* Work instruction *
For each line of the data below, copy it if it holds the word "this".

(Excerpts from an interface dataset)
##########

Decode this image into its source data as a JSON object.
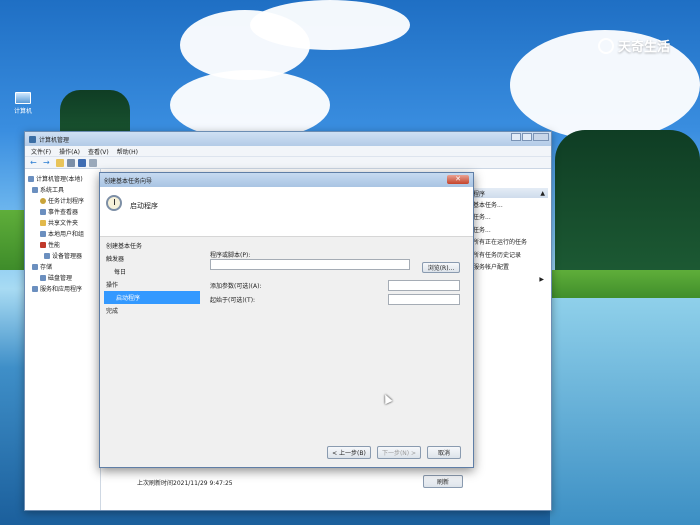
{
  "desktop": {
    "icon_label": "计算机"
  },
  "brand": {
    "text": "天奇生活"
  },
  "window": {
    "title": "计算机管理",
    "menu": [
      "文件(F)",
      "操作(A)",
      "查看(V)",
      "帮助(H)"
    ],
    "tree": [
      "计算机管理(本地)",
      "系统工具",
      "任务计划程序",
      "事件查看器",
      "共享文件夹",
      "本地用户和组",
      "性能",
      "设备管理器",
      "存储",
      "磁盘管理",
      "服务和应用程序"
    ],
    "actions": {
      "header": "程序",
      "items": [
        "基本任务...",
        "任务...",
        "任务...",
        "所有正在运行的任务",
        "所有任务历史记录",
        "服务帐户配置"
      ]
    },
    "last_refresh": "上次刷新时间2021/11/29 9:47:25",
    "refresh_button": "刷新"
  },
  "wizard": {
    "title": "创建基本任务向导",
    "heading": "启动程序",
    "steps": [
      "创建基本任务",
      "触发器",
      "每日",
      "操作",
      "启动程序",
      "完成"
    ],
    "program_label": "程序或脚本(P):",
    "program_value": "",
    "browse": "浏览(R)...",
    "args_label": "添加参数(可选)(A):",
    "args_value": "",
    "startin_label": "起始于(可选)(T):",
    "startin_value": "",
    "back": "< 上一步(B)",
    "next": "下一步(N) >",
    "cancel": "取消"
  }
}
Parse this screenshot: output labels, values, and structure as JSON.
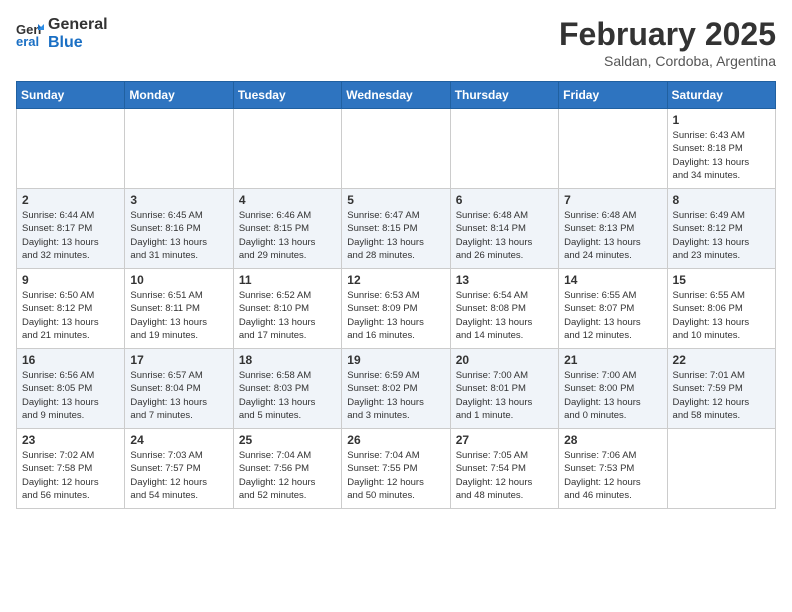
{
  "header": {
    "logo_line1": "General",
    "logo_line2": "Blue",
    "month": "February 2025",
    "location": "Saldan, Cordoba, Argentina"
  },
  "weekdays": [
    "Sunday",
    "Monday",
    "Tuesday",
    "Wednesday",
    "Thursday",
    "Friday",
    "Saturday"
  ],
  "weeks": [
    [
      {
        "day": "",
        "info": ""
      },
      {
        "day": "",
        "info": ""
      },
      {
        "day": "",
        "info": ""
      },
      {
        "day": "",
        "info": ""
      },
      {
        "day": "",
        "info": ""
      },
      {
        "day": "",
        "info": ""
      },
      {
        "day": "1",
        "info": "Sunrise: 6:43 AM\nSunset: 8:18 PM\nDaylight: 13 hours\nand 34 minutes."
      }
    ],
    [
      {
        "day": "2",
        "info": "Sunrise: 6:44 AM\nSunset: 8:17 PM\nDaylight: 13 hours\nand 32 minutes."
      },
      {
        "day": "3",
        "info": "Sunrise: 6:45 AM\nSunset: 8:16 PM\nDaylight: 13 hours\nand 31 minutes."
      },
      {
        "day": "4",
        "info": "Sunrise: 6:46 AM\nSunset: 8:15 PM\nDaylight: 13 hours\nand 29 minutes."
      },
      {
        "day": "5",
        "info": "Sunrise: 6:47 AM\nSunset: 8:15 PM\nDaylight: 13 hours\nand 28 minutes."
      },
      {
        "day": "6",
        "info": "Sunrise: 6:48 AM\nSunset: 8:14 PM\nDaylight: 13 hours\nand 26 minutes."
      },
      {
        "day": "7",
        "info": "Sunrise: 6:48 AM\nSunset: 8:13 PM\nDaylight: 13 hours\nand 24 minutes."
      },
      {
        "day": "8",
        "info": "Sunrise: 6:49 AM\nSunset: 8:12 PM\nDaylight: 13 hours\nand 23 minutes."
      }
    ],
    [
      {
        "day": "9",
        "info": "Sunrise: 6:50 AM\nSunset: 8:12 PM\nDaylight: 13 hours\nand 21 minutes."
      },
      {
        "day": "10",
        "info": "Sunrise: 6:51 AM\nSunset: 8:11 PM\nDaylight: 13 hours\nand 19 minutes."
      },
      {
        "day": "11",
        "info": "Sunrise: 6:52 AM\nSunset: 8:10 PM\nDaylight: 13 hours\nand 17 minutes."
      },
      {
        "day": "12",
        "info": "Sunrise: 6:53 AM\nSunset: 8:09 PM\nDaylight: 13 hours\nand 16 minutes."
      },
      {
        "day": "13",
        "info": "Sunrise: 6:54 AM\nSunset: 8:08 PM\nDaylight: 13 hours\nand 14 minutes."
      },
      {
        "day": "14",
        "info": "Sunrise: 6:55 AM\nSunset: 8:07 PM\nDaylight: 13 hours\nand 12 minutes."
      },
      {
        "day": "15",
        "info": "Sunrise: 6:55 AM\nSunset: 8:06 PM\nDaylight: 13 hours\nand 10 minutes."
      }
    ],
    [
      {
        "day": "16",
        "info": "Sunrise: 6:56 AM\nSunset: 8:05 PM\nDaylight: 13 hours\nand 9 minutes."
      },
      {
        "day": "17",
        "info": "Sunrise: 6:57 AM\nSunset: 8:04 PM\nDaylight: 13 hours\nand 7 minutes."
      },
      {
        "day": "18",
        "info": "Sunrise: 6:58 AM\nSunset: 8:03 PM\nDaylight: 13 hours\nand 5 minutes."
      },
      {
        "day": "19",
        "info": "Sunrise: 6:59 AM\nSunset: 8:02 PM\nDaylight: 13 hours\nand 3 minutes."
      },
      {
        "day": "20",
        "info": "Sunrise: 7:00 AM\nSunset: 8:01 PM\nDaylight: 13 hours\nand 1 minute."
      },
      {
        "day": "21",
        "info": "Sunrise: 7:00 AM\nSunset: 8:00 PM\nDaylight: 13 hours\nand 0 minutes."
      },
      {
        "day": "22",
        "info": "Sunrise: 7:01 AM\nSunset: 7:59 PM\nDaylight: 12 hours\nand 58 minutes."
      }
    ],
    [
      {
        "day": "23",
        "info": "Sunrise: 7:02 AM\nSunset: 7:58 PM\nDaylight: 12 hours\nand 56 minutes."
      },
      {
        "day": "24",
        "info": "Sunrise: 7:03 AM\nSunset: 7:57 PM\nDaylight: 12 hours\nand 54 minutes."
      },
      {
        "day": "25",
        "info": "Sunrise: 7:04 AM\nSunset: 7:56 PM\nDaylight: 12 hours\nand 52 minutes."
      },
      {
        "day": "26",
        "info": "Sunrise: 7:04 AM\nSunset: 7:55 PM\nDaylight: 12 hours\nand 50 minutes."
      },
      {
        "day": "27",
        "info": "Sunrise: 7:05 AM\nSunset: 7:54 PM\nDaylight: 12 hours\nand 48 minutes."
      },
      {
        "day": "28",
        "info": "Sunrise: 7:06 AM\nSunset: 7:53 PM\nDaylight: 12 hours\nand 46 minutes."
      },
      {
        "day": "",
        "info": ""
      }
    ]
  ]
}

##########

* Task answer *
Decode this image into its source data as a JSON object.
Parse this screenshot: output labels, values, and structure as JSON.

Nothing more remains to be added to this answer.